** Abstract: **

The approximate degree of a Boolean function f is the least degree of a real polynomial that approximates f pointwise to error at most 1/3. The approximate degree of f is known to be a lower bound on the quantum query complexity of f (Beals et al., FOCS 1998 and J. ACM 2001).

We resolve or nearly resolve the approximate degree and quantum query complexities of several basic functions. Specifically, we show the following:

- k-distinctness: For any constant k, the approximate degree and quantum query complexity of the k-distinctness function is \Omega(n^{3/4-1/(2k)}). This is nearly tight for large $k$, as Belovs (FOCS 2012) has shown that for any constant k, the approximate degree and quantum query complexity of k-distinctness is O(n^{3/4-1/(2^{k+2}-4)}).
- Image Size Testing: The approximate degree and quantum query complexity of testing the
size of the image of a function [n]-->[n] is \tilde{\Omega}(n^{1/2}). This proves a conjecture of
Ambainis et al. (SODA 2016), and it implies tight lower bounds on the approximate degree and quantum query
complexity of the following natural problems.
- k-junta testing: A tight \tilde{\Omega}(k^{1/2}) lower bound for k-junta testing, answering the main open question of Ambainis et al. (SODA 2016).
- Statistical Distance from Uniform: A tight \tilde{\Omega}(n^{1/2}) lower bound for approximating the statistical distance from uniform of a distribution, answering the main question left open by Bravyi et al. (STACS 2010 and IEEE Trans. Inf. Theory 2011).
- Shannon entropy: A tight \tilde{\Omega}(n^{1/2}) lower bound for approximating Shannon entropy up to a certain additive constant, answering a question of Li and Wu (2017).

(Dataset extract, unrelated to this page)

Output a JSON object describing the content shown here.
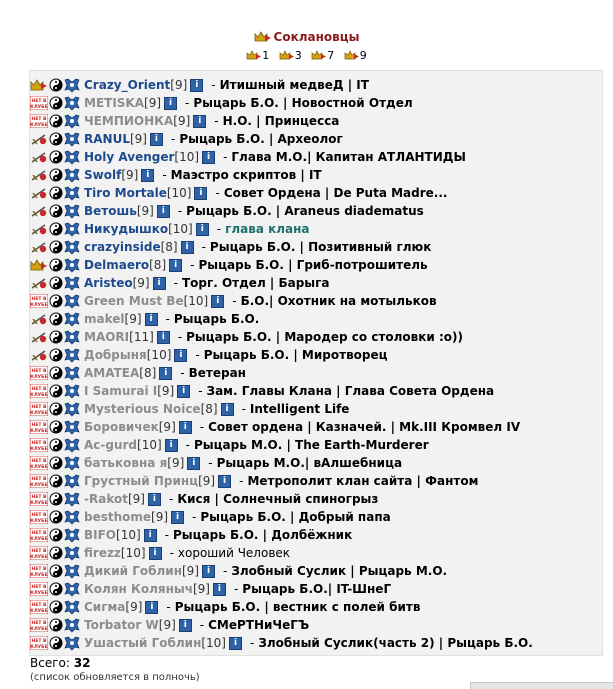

- Surjectivity: The approximate degree of the Surjectivity function is \tilde{\Omega}(n^{3/4}). The best prior lower bound was \Omega(n^{2/3}). Our result matches an upper bound of \tilde{O}(n^{3/4}) due to Sherstov, which we reprove using different techniques. The quantum query complexity of this function is known to be \Theta(n) (Beame and Machmouchi, Quantum Inf. Comput. 2012 and Sherstov, FOCS 2015).

** Versions: **

- Manuscript [arXiv] [slides]

- These lecture notes elucidate various aspects of the proof. Whereas the proof in the paper takes place entirely in the "dual" world, the notes explain how to replace a key step of the proof with a "primal" argument that many will find more intuitive.